The Weekly View (2/13/17)
What’s On Our Minds:
At Tufton, we are value investors. We seek to purchase securities trading at significant discounts to our internal assessment of their values. Our value philosophy is based on the principles of Benjamin Graham.
If anyone could be considered the father of modern stock analysis, it would be Ben Graham. During the ‘30s, ‘40s and ‘50s, Graham pioneered the ideas of “value investing” and taught the next generation of investors to see the difference between stock evaluation and market speculation.
Graham is possibly the most academic-minded investor of all time.
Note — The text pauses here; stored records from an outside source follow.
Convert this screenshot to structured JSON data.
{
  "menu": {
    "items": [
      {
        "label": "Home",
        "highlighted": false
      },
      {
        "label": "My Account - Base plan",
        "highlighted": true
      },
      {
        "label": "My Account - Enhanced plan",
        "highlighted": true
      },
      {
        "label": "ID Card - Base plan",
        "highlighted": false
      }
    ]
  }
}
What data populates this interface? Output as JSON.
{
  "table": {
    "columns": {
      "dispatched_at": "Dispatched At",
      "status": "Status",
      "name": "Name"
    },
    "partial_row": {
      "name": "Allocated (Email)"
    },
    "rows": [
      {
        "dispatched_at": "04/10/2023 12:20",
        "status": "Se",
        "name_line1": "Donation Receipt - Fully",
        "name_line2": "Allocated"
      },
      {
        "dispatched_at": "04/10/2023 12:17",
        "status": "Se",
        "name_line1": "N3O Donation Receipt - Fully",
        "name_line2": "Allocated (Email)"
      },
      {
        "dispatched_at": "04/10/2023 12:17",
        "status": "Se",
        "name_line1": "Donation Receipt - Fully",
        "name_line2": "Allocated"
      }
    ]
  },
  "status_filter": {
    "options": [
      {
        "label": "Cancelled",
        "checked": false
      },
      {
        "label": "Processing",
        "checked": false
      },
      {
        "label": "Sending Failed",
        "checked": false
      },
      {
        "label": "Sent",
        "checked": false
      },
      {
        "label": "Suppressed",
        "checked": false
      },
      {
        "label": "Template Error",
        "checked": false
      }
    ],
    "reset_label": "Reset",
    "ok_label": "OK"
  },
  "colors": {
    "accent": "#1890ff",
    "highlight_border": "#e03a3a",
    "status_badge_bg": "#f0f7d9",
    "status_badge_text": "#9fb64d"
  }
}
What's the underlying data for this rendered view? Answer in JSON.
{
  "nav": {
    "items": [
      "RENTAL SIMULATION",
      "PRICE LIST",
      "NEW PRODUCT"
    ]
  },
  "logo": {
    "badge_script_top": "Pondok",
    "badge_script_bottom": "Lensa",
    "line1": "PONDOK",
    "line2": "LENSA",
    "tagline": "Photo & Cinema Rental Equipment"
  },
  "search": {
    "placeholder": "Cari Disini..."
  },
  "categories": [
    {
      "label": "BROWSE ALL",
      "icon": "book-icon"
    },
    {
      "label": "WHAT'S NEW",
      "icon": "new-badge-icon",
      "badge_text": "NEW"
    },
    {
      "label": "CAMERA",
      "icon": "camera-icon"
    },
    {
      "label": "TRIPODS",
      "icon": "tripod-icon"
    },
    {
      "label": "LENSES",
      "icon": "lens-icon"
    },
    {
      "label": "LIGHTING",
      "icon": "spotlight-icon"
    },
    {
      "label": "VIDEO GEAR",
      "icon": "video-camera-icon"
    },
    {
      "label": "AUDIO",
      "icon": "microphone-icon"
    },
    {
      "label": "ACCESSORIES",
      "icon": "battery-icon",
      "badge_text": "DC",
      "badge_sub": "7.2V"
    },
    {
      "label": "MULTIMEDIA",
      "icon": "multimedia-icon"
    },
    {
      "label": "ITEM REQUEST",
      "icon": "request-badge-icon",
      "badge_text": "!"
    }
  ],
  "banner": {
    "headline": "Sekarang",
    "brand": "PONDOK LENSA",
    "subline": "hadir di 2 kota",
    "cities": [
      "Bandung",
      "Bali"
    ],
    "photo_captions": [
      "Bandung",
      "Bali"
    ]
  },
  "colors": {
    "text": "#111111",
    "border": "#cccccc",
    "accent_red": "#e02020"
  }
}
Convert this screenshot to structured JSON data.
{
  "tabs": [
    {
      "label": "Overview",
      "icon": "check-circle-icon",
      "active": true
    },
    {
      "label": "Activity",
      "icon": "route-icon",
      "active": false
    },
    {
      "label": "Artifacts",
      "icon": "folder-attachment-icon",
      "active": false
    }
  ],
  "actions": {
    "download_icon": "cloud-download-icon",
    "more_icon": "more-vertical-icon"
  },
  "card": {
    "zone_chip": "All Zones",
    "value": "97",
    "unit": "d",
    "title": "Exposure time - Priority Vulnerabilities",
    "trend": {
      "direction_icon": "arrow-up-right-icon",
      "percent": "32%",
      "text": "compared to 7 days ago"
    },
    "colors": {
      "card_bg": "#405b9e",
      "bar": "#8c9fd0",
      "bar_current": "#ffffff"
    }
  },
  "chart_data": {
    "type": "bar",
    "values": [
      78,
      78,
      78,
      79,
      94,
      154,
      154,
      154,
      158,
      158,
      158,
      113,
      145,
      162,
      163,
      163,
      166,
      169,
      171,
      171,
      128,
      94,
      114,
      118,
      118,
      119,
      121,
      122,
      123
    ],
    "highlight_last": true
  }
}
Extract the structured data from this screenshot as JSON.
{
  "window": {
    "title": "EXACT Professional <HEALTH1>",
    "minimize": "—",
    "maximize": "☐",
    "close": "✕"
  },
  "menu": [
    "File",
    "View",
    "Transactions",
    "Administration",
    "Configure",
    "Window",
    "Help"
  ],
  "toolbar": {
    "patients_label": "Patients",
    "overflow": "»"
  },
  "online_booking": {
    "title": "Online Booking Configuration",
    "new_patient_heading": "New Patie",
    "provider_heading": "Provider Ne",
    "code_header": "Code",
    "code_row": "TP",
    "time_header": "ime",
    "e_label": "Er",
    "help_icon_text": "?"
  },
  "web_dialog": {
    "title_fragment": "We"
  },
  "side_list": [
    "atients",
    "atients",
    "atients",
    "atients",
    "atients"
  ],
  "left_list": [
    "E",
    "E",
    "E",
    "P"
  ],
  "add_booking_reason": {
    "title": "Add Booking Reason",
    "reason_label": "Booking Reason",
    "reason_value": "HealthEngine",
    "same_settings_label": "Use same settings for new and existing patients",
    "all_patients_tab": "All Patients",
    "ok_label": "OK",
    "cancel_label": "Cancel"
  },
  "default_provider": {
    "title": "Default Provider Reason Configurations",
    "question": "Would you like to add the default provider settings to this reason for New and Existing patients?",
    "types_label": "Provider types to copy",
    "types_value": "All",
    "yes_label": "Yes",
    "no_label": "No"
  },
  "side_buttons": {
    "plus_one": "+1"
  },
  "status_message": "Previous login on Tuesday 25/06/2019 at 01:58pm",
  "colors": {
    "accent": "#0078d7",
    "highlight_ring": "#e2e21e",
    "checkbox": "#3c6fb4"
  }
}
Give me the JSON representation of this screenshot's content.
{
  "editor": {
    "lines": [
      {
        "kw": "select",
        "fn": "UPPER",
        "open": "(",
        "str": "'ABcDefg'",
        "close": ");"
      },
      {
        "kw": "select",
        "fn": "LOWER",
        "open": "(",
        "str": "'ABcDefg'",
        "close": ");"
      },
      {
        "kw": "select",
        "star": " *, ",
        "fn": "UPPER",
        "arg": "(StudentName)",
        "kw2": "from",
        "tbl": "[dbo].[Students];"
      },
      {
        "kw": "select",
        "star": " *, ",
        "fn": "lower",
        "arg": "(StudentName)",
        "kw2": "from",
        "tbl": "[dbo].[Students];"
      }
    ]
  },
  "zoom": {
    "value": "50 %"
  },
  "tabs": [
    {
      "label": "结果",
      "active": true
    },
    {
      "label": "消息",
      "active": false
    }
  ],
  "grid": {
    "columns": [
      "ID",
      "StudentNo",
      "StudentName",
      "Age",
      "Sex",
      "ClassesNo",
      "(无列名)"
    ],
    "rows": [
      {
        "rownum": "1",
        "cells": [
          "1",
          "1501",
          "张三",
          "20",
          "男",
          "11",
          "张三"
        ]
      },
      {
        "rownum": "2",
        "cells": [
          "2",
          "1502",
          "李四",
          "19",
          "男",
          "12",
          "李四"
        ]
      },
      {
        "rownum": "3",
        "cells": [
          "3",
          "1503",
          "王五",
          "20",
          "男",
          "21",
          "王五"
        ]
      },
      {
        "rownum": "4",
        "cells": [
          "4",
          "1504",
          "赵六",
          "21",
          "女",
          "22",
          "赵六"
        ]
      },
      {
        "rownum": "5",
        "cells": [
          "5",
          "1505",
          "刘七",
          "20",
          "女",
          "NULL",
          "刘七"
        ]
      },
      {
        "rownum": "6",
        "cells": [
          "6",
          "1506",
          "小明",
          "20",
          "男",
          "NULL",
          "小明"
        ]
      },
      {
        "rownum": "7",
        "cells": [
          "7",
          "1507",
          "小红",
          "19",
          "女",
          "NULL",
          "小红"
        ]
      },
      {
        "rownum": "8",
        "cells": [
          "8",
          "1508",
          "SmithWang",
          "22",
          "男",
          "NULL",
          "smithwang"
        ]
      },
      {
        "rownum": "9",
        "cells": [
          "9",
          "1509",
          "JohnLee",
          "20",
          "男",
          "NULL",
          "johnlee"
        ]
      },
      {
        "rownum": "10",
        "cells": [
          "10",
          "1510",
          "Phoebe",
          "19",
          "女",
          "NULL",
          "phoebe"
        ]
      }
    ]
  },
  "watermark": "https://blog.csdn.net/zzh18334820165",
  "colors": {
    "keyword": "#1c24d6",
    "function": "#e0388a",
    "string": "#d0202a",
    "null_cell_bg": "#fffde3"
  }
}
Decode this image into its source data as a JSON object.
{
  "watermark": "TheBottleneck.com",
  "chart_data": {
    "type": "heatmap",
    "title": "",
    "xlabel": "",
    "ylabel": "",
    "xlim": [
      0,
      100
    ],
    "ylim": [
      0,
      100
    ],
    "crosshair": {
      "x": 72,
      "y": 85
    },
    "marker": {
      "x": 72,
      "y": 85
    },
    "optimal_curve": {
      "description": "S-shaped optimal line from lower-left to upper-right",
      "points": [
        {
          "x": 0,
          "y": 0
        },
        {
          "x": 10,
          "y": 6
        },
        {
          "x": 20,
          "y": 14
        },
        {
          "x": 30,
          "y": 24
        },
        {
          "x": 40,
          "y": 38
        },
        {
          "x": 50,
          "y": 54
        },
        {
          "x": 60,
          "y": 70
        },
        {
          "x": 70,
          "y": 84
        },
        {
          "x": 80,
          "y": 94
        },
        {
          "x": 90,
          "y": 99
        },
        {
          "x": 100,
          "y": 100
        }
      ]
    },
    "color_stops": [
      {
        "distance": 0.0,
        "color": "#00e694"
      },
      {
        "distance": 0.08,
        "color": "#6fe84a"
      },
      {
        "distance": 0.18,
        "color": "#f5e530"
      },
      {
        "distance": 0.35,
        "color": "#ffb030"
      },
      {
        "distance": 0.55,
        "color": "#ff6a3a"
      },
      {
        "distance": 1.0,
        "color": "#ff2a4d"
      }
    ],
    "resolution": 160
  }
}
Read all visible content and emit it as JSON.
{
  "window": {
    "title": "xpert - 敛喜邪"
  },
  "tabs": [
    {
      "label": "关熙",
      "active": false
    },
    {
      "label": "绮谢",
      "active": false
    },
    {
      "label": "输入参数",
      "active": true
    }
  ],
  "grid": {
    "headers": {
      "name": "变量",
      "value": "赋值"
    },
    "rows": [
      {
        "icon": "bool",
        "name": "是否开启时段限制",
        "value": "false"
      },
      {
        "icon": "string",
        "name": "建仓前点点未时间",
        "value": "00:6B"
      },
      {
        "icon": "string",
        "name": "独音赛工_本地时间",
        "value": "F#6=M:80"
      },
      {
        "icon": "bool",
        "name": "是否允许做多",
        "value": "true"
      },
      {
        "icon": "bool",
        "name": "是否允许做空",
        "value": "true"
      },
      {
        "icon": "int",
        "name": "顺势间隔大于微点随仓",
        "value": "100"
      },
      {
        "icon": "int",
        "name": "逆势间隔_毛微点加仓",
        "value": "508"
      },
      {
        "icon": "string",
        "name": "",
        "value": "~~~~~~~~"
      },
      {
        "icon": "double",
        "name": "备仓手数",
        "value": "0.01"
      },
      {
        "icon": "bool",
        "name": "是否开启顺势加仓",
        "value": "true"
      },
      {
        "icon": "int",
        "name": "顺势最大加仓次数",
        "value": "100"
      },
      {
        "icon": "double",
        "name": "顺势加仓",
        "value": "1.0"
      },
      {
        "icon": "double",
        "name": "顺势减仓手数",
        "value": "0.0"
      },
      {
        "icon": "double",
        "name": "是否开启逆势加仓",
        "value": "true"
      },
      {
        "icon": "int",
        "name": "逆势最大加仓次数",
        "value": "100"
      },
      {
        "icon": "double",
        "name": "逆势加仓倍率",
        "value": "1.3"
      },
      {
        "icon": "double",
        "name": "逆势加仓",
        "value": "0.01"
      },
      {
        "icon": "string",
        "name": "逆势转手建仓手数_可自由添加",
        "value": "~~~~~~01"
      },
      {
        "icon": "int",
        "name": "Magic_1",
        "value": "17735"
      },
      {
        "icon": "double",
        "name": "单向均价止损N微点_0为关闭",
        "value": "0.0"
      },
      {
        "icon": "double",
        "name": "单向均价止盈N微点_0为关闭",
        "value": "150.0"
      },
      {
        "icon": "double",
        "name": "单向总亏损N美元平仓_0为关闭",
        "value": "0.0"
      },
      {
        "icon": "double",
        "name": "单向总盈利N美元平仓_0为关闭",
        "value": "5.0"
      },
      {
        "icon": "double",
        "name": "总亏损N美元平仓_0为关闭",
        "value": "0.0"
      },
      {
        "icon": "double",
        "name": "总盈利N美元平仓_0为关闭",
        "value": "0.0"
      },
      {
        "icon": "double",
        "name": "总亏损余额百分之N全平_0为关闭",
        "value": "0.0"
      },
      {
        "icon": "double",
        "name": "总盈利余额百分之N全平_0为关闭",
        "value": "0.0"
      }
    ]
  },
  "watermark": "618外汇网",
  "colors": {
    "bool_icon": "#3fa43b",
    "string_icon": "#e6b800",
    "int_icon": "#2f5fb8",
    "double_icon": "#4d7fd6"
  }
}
He not only took a purely mathematical approach to investing but also used his knowledge to improve his principals and formulas to educate future investors. The heart of Graham’s strategy was value. He did not purchase shares assuming a company would have success with a new product or venture. Instead, he found companies that already had solid book values but were selling for below their logical price. He spurned the idea of buying trendy or on-the-rise stocks and believed most investors were just speculators.
Graham’s principles would have no credibility if they had not proved so effective. His concept of a close analysis of a company’s books proved to be extremely useful in an age when few others were doing the same. On one occasion, Graham’s analysis found that the Northern Pipeline Company was trading for $65 a share when it had bond assets worth $95 a share. He purchased a large number of shares and convinced the company to sell the assets, resulting in a $70 dividend. Graham walked away with a huge profit, simply because he was willing to look at the fundamentals of a company.
Graham’s lessons are still a foundational part of modern investing, but his teaching career is possibly best known for the students it produced. Warren Buffett, Walter Schloss and David Dodd are among the most famous students Graham taught at Columbia. Their successes have inspired a new generation of investors and have created a continual public interest in Graham’s theories.
These days, the epitome of Graham’s teachings lives on in his two popular books Security Analysis (1932) and The Intelligent Investor (1949), both of which are still in print to this day.
Last Week’s Highlights:
Major market indexes were up about 1% last week. The Dow Jones and the S&P 500 closed at a record high on Friday. The market rallied toward the end of the week after President Trump said he would announce his “phenomenal” tax plan in coming weeks. His plan is expected to include a massive cut in corporate tax rates. Based on last week’s move, it’s clear that investors are optimistic that a reformed tax code will benefit U.S. companies.
On the economic front, the cost of imported goods increased by 0.4% last month, mostly because of rising oil prices.
Despite a court’s decision last week that upheld Obama’s fiduciary rule, the Trump administration is working on a proposal to delay the April 10th implementation. A Texas court upheld the rule and rejected a lawsuit filed by business groups that challenged the new regulation. The court ruling could make it tough for Trump to make substantive changes to the new rule in the future.
Federal Reserve Chair Janet Yellen is giving her semiannual testimony on the economy and monetary policy before a Senate committee on Tuesday. Most are expecting her to stick to the message of three interest rate hikes this year.
Earnings season continues this week. Teva Paramedicals reports earnings on Monday. On Tuesday, Noble Energy, Vornado Realty Trust, and Discovery Communications post their results. Wednesday we will hear from Pepsico. On Thursday, we get results from Avon Products and TripAdvisor. We will finish the week on Friday with reports from Campbell Soup and V.F. Corp.